Zarganar
DATE OF BIRTH:January 27, 1961
COUNTRY:Myanmar
PROFESSION:Dentist
DATE OF ARREST:June 2008
STATUS:Released
 

Summary and Background

Myanmar’s government released Maung Thura, also known by his stage name Zarganar, from prison on October 12, 2011, along with approximately 200 other political prisoners. One day earlier, following a call by the government-appointed Myanmar National Human Rights Commission for a pardon of “prisoners of conscience,” Myanmarese state television announced that more than 6,000 prisoners would be released on humanitarian grounds. Maung Thura had served three years and four months of his 35-year sentence.
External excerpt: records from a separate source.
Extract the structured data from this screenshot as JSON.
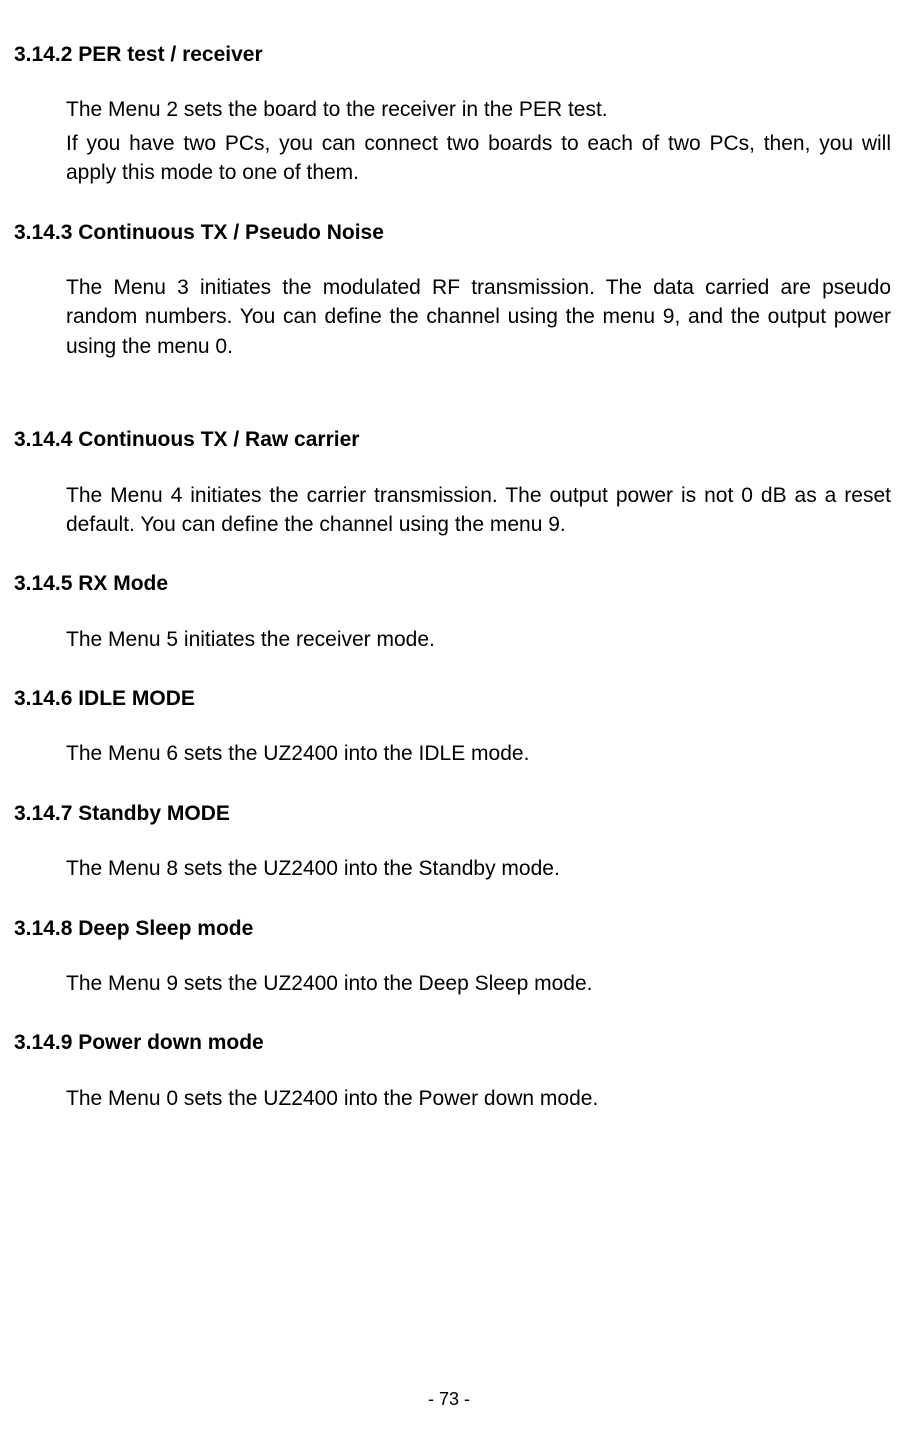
{
  "sections": {
    "s1": {
      "heading": "3.14.2 PER test / receiver",
      "para1": "The Menu 2 sets the board to the receiver in the PER test.",
      "para2": "If you have two PCs, you can connect two boards to each of two PCs, then, you will apply this mode to one of them."
    },
    "s2": {
      "heading": "3.14.3 Continuous TX / Pseudo Noise",
      "para1": "The Menu 3 initiates the modulated RF transmission. The data carried are pseudo random numbers. You can define the channel using the menu 9, and the output power using the menu 0."
    },
    "s3": {
      "heading": "3.14.4   Continuous TX / Raw carrier",
      "para1": "The Menu 4 initiates the carrier transmission. The output power is not 0 dB as a reset default. You can define the channel using the menu 9."
    },
    "s4": {
      "heading": "3.14.5 RX Mode",
      "para1": "The Menu 5 initiates the receiver mode."
    },
    "s5": {
      "heading": "3.14.6 IDLE MODE",
      "para1": "The Menu 6 sets the UZ2400 into the IDLE mode."
    },
    "s6": {
      "heading": "3.14.7 Standby MODE",
      "para1": "The Menu 8 sets the UZ2400 into the Standby mode."
    },
    "s7": {
      "heading": "3.14.8 Deep Sleep mode",
      "para1": "The Menu 9 sets the UZ2400 into the Deep Sleep mode."
    },
    "s8": {
      "heading": "3.14.9 Power down mode",
      "para1": "The Menu 0 sets the UZ2400 into the Power down mode."
    }
  },
  "page_number": "- 73 -"
}
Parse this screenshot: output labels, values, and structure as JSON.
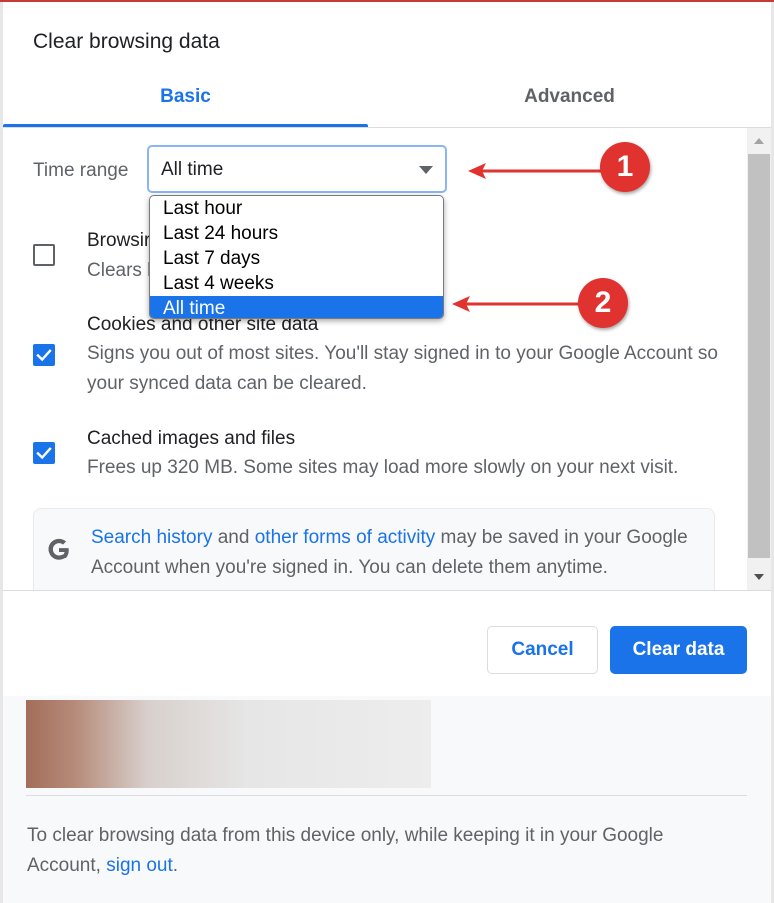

Maung Thura earned a graduate degree in dental surgery at Rangoon University. He subsequently became a stage and television comedian famous for his satirical skits criticizing Myanmar leaders for rampant corruption and repression of the basic freedoms of Myanmarese citizens. He also became one of the highest profile artists in Myanmar to organize social relief programs for the poor. A longtime critic of the government, Maung Thura was arrested three times between 1988 and 2007.
 
Most recently, following the devastation wrought by Cyclone Nargis on lower Myanmar in May 2008, Maung Thura was openly critical of the government’s handling of relief efforts, highlighting the still dire humanitarian situation of the cyclone’s victims a month after the disaster. He mobilized support and funds to obtain water, food, and shelter for the cyclone’s victims. In an interview with Irrawaddy Magazine, he stated, “I want to save my own people. That’s why we go with any donations we can get. But the government doesn’t like our work. It is not interested in helping people. It just wants to tell the world and the rest of the country that everything is under control and that it has already saved its people.” In an interview with the BBC, Maung Thura reportedly chronicled the government’s humanitarian response and was deeply critical of what he viewed as its insufficiency. Additionally, he gave uncensored video footage he filmed of the cyclone’s aftermath, its destruction, and the horrible humanitarian conditions left in its wake to the media for use during the interviews.
 
In June 2008, two days after he spoke with foreign media, Maung Thura was arrested. Nine members of the state’s police forces entered his home, detained him, and searched the premises. In late 2008, he was sentenced to 59 years in prison for violating Myanmar’s Electronic Transactions Law, which bans citizens from using the Internet to send information, photos, or videos critical of the government to foreign audiences, among other charges. Following an appeal in February 2009, his sentence was reduced by 24 years to a 35 year sentence.
 
The CHR and other member academies of the International Human Rights Network of Academies and Scholarly Societies undertook private action to help obtain Maung Thura’s release from prison. Both groups are gratified by his pardon and trust that his civil and political rights will be restored.